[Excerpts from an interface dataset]
* * *

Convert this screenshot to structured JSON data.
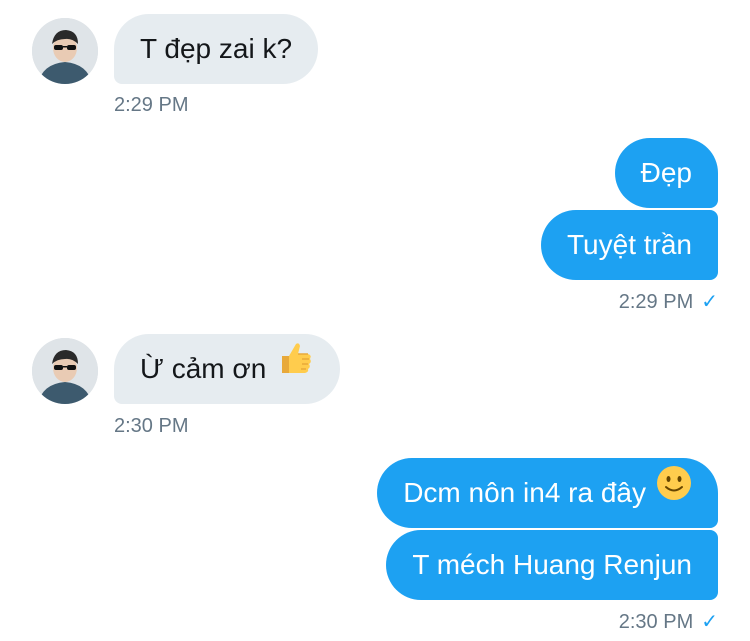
{
  "messages": [
    {
      "side": "in",
      "text": "T đẹp zai k?"
    },
    {
      "side": "out",
      "text": "Đẹp"
    },
    {
      "side": "out",
      "text": "Tuyệt trần"
    },
    {
      "side": "in",
      "text": "Ừ cảm ơn",
      "emoji": "thumbs-up-emoji"
    },
    {
      "side": "out",
      "text": "Dcm nôn in4 ra đây",
      "emoji": "slightly-smiling-face-emoji"
    },
    {
      "side": "out",
      "text": "T méch Huang Renjun"
    }
  ],
  "timestamps": {
    "t1": "2:29 PM",
    "t2": "2:29 PM",
    "t3": "2:30 PM",
    "t4": "2:30 PM"
  },
  "read_receipt": "✓",
  "colors": {
    "outgoing_bubble": "#1da1f2",
    "incoming_bubble": "#e6ecf0",
    "timestamp": "#657786",
    "checkmark": "#1da1f2"
  }
}
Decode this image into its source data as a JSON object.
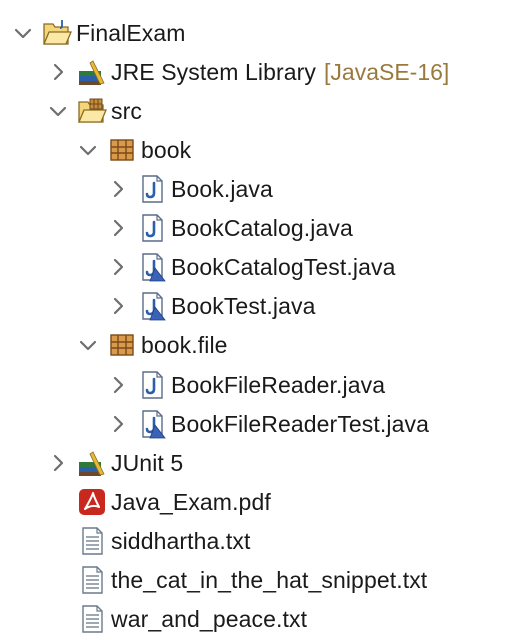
{
  "tree": {
    "project": {
      "label": "FinalExam"
    },
    "jre": {
      "label": "JRE System Library",
      "decoration": "[JavaSE-16]"
    },
    "src": {
      "label": "src"
    },
    "pkg_book": {
      "label": "book"
    },
    "book_java": {
      "label": "Book.java"
    },
    "bookcatalog_java": {
      "label": "BookCatalog.java"
    },
    "bookcatalogtest_java": {
      "label": "BookCatalogTest.java"
    },
    "booktest_java": {
      "label": "BookTest.java"
    },
    "pkg_book_file": {
      "label": "book.file"
    },
    "bookfilereader_java": {
      "label": "BookFileReader.java"
    },
    "bookfilereadertest_java": {
      "label": "BookFileReaderTest.java"
    },
    "junit": {
      "label": "JUnit 5"
    },
    "java_exam_pdf": {
      "label": "Java_Exam.pdf"
    },
    "siddhartha_txt": {
      "label": "siddhartha.txt"
    },
    "cat_txt": {
      "label": "the_cat_in_the_hat_snippet.txt"
    },
    "war_txt": {
      "label": "war_and_peace.txt"
    }
  },
  "colors": {
    "decoration": "#9a7a3c",
    "chevron": "#6e6e6e",
    "java_blue": "#2b5fa8",
    "pdf_red": "#c8281e"
  }
}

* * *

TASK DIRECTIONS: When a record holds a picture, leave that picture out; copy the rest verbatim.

THE ANSWER:
Convert this screenshot to structured JSON data.
{
  "messages": [
    {
      "side": "in",
      "text": "T đẹp zai k?"
    },
    {
      "side": "out",
      "text": "Đẹp"
    },
    {
      "side": "out",
      "text": "Tuyệt trần"
    },
    {
      "side": "in",
      "text": "Ừ cảm ơn",
      "emoji": "thumbs-up-emoji"
    },
    {
      "side": "out",
      "text": "Dcm nôn in4 ra đây",
      "emoji": "slightly-smiling-face-emoji"
    },
    {
      "side": "out",
      "text": "T méch Huang Renjun"
    }
  ],
  "timestamps": {
    "t1": "2:29 PM",
    "t2": "2:29 PM",
    "t3": "2:30 PM",
    "t4": "2:30 PM"
  },
  "read_receipt": "✓",
  "colors": {
    "outgoing_bubble": "#1da1f2",
    "incoming_bubble": "#e6ecf0",
    "timestamp": "#657786",
    "checkmark": "#1da1f2"
  }
}
Decode this image into its source data as a JSON object.
{
  "tree": {
    "project": {
      "label": "FinalExam"
    },
    "jre": {
      "label": "JRE System Library",
      "decoration": "[JavaSE-16]"
    },
    "src": {
      "label": "src"
    },
    "pkg_book": {
      "label": "book"
    },
    "book_java": {
      "label": "Book.java"
    },
    "bookcatalog_java": {
      "label": "BookCatalog.java"
    },
    "bookcatalogtest_java": {
      "label": "BookCatalogTest.java"
    },
    "booktest_java": {
      "label": "BookTest.java"
    },
    "pkg_book_file": {
      "label": "book.file"
    },
    "bookfilereader_java": {
      "label": "BookFileReader.java"
    },
    "bookfilereadertest_java": {
      "label": "BookFileReaderTest.java"
    },
    "junit": {
      "label": "JUnit 5"
    },
    "java_exam_pdf": {
      "label": "Java_Exam.pdf"
    },
    "siddhartha_txt": {
      "label": "siddhartha.txt"
    },
    "cat_txt": {
      "label": "the_cat_in_the_hat_snippet.txt"
    },
    "war_txt": {
      "label": "war_and_peace.txt"
    }
  },
  "colors": {
    "decoration": "#9a7a3c",
    "chevron": "#6e6e6e",
    "java_blue": "#2b5fa8",
    "pdf_red": "#c8281e"
  }
}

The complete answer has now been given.